Part of the reason these nutrition and some would call fitness apps are so addicting is because the amount of data computed makes consumers curious, and triggers that serotonin response everytime we get a good reading of something healthy we did or ate.

Some of the newest Apps on the Market

Here are some examples of organizations revolutionizing the health industry as of late:

FitGenie is an iOS app billed as a “smart calorie counter,” which applies machine learning algorithms to simplify nutrition planning for individuals aiming to reach a certain weight or fitness goal. The AI of this app also gives users meal recommendations which is a huge plus for user satisfaction. One user mentioned that the App always knows what kind of food they want for their next meal.

HealthyOut, another fairly new iOS app helps people to identify nutritious options while dining out at restaurants, allowing users to filter based on their dietary goals/restrictions. Users recommend this App because of the macronutrient breakdown in a colorful pie chart. Another plus is that this App helps to uncover how much Fat is used in cooking dishes in American restaurants.

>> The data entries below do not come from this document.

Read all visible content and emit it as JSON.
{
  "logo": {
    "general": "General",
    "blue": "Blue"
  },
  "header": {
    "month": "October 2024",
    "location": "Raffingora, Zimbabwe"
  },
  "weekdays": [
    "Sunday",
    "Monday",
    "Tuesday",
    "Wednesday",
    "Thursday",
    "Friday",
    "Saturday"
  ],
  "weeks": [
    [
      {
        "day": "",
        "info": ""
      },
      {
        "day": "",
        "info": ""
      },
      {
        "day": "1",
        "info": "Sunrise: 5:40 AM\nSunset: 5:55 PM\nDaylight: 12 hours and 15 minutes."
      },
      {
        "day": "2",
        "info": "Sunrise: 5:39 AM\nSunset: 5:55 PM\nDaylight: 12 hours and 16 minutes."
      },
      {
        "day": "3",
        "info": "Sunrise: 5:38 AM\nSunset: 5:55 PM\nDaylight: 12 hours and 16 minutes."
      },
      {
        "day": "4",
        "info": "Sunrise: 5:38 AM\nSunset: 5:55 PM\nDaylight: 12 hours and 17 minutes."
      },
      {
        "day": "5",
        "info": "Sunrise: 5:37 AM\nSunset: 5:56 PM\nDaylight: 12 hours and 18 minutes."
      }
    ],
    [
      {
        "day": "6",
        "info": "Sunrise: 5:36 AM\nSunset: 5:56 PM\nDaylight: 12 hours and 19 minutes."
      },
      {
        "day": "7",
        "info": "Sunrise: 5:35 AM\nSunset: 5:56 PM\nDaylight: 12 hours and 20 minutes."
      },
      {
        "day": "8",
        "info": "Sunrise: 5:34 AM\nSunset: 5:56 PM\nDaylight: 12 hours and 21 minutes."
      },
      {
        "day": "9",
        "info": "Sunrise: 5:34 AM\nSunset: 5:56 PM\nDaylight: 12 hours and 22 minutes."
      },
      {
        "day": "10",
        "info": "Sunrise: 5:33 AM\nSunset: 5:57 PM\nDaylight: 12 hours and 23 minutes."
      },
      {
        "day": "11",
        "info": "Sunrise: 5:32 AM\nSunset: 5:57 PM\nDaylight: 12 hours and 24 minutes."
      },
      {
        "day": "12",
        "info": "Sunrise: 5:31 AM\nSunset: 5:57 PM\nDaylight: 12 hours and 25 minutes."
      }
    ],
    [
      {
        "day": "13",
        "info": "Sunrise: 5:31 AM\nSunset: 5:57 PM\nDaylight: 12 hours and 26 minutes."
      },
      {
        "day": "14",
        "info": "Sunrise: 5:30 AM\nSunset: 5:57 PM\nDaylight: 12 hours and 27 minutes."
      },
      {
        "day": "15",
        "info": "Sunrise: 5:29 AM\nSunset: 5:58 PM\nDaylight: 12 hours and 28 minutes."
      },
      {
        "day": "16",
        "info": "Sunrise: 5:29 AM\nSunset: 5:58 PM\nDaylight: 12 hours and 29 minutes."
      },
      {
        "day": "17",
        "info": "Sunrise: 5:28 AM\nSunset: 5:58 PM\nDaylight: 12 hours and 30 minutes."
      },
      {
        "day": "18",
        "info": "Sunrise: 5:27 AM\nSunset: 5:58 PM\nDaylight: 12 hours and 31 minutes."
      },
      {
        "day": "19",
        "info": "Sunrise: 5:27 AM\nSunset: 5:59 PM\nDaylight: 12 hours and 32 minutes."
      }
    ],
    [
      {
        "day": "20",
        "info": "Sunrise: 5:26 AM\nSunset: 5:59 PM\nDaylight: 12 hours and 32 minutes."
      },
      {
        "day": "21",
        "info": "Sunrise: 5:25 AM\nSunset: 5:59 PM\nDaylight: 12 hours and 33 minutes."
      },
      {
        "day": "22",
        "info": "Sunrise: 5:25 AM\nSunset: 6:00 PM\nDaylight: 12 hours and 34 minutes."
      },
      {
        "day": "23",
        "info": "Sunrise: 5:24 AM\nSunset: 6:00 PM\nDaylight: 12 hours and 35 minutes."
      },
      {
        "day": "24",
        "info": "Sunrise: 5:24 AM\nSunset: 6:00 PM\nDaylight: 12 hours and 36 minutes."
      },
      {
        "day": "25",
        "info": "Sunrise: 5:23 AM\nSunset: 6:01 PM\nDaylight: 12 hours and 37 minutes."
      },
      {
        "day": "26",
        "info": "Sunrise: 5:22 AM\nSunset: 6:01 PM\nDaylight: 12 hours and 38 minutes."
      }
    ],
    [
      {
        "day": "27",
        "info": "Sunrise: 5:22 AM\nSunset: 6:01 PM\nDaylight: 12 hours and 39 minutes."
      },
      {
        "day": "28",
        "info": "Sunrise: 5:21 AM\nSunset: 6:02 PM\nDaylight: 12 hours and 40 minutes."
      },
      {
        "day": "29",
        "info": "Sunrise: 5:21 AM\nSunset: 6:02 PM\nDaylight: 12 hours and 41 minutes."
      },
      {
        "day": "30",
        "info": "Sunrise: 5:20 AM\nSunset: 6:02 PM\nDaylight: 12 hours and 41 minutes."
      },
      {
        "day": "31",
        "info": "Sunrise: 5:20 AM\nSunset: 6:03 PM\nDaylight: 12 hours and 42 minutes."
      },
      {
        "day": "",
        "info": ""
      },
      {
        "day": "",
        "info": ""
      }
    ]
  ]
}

AVA is another app that harnesses AI’s power to analyze the types of meals that will help its users to manage their health. It screens for allergies and food sensitivities as well as stress, sleep, and physical activity to formulate personalized recipe recommendations and meal planning tools, as well as daily coaching and guidance.

Overall, we can see that ML is being used in very strategic ways in these iOS applications. The ML is not just giving people data outputs about food, but rather giving people insights for how to think about nutrition in ways that are non-conventional, interesting, and unique to each person’s abilities and routines. This starts with a team of developers and engineers that think critically about how they want their ML to impact their audiences, and how food trends and our modern existence is affected by the food we enjoy and interact with on a daily basis.

Nutrition Apps
Health
Machine Learning
About the author
Michael Robbins -Writer
Michael is a writer that helps organizations align their mission and values to a wide audience.

Related Articles